- _EXERCISE DETAILS_: Show every line of the data below that includes the word "extrude".

- _INFORMATION SHOWN_:
▼▼▼
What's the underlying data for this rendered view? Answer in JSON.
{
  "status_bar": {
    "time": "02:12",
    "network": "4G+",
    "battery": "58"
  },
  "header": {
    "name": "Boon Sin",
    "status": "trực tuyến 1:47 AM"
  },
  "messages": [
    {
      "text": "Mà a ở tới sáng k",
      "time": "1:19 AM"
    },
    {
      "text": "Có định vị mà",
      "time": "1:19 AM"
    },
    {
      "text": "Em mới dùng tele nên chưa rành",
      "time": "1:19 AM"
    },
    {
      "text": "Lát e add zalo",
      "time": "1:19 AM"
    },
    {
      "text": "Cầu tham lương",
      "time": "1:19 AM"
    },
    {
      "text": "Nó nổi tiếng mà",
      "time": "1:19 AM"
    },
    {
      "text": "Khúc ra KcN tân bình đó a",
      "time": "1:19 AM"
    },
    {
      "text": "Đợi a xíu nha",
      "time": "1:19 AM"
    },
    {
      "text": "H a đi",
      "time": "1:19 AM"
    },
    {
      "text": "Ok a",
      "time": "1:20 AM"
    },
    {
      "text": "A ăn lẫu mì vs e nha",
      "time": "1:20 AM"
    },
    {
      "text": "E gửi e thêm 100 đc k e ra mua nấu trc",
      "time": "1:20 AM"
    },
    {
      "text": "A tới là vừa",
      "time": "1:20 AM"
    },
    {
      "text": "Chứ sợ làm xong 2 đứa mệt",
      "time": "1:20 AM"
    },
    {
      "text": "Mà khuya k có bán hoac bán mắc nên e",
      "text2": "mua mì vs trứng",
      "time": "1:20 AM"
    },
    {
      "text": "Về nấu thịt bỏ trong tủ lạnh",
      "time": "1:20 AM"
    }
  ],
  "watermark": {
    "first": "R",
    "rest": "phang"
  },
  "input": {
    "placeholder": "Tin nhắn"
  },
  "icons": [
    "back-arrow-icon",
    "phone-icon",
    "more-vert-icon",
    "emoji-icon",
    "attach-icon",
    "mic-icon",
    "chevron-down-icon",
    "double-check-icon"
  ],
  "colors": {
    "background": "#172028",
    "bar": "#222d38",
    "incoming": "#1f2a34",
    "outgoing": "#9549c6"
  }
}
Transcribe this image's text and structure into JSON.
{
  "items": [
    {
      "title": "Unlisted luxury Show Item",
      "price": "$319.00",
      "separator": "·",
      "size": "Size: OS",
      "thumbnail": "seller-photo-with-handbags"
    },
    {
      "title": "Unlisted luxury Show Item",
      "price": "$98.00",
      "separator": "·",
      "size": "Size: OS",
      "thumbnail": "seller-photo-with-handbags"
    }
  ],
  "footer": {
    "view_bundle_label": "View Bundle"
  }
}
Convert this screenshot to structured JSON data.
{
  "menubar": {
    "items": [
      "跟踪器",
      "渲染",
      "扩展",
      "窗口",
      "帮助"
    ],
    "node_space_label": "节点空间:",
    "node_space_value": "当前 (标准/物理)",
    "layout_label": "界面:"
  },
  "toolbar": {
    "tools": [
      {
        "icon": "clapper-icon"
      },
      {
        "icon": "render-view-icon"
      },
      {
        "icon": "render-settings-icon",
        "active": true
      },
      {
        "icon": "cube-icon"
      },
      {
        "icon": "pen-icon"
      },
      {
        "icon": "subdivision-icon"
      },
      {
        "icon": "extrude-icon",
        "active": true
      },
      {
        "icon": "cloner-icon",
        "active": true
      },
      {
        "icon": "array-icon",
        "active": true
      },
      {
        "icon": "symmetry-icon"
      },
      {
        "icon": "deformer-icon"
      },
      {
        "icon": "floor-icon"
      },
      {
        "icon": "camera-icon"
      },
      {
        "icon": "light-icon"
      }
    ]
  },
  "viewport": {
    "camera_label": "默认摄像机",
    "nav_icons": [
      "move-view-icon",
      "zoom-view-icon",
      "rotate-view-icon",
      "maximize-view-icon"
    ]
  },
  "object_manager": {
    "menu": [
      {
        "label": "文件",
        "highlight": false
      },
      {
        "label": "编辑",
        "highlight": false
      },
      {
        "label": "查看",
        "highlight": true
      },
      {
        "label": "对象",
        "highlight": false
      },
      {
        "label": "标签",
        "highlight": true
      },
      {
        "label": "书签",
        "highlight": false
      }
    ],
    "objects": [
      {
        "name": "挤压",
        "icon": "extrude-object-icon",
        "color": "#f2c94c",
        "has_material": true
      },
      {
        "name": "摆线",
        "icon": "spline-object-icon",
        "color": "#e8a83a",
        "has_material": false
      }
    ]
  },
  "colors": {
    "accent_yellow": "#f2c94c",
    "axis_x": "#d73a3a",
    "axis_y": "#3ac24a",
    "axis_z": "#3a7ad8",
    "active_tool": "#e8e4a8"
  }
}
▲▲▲
- _SOLVED PROBLEM_:
        "icon": "extrude-icon",
        "icon": "extrude-object-icon",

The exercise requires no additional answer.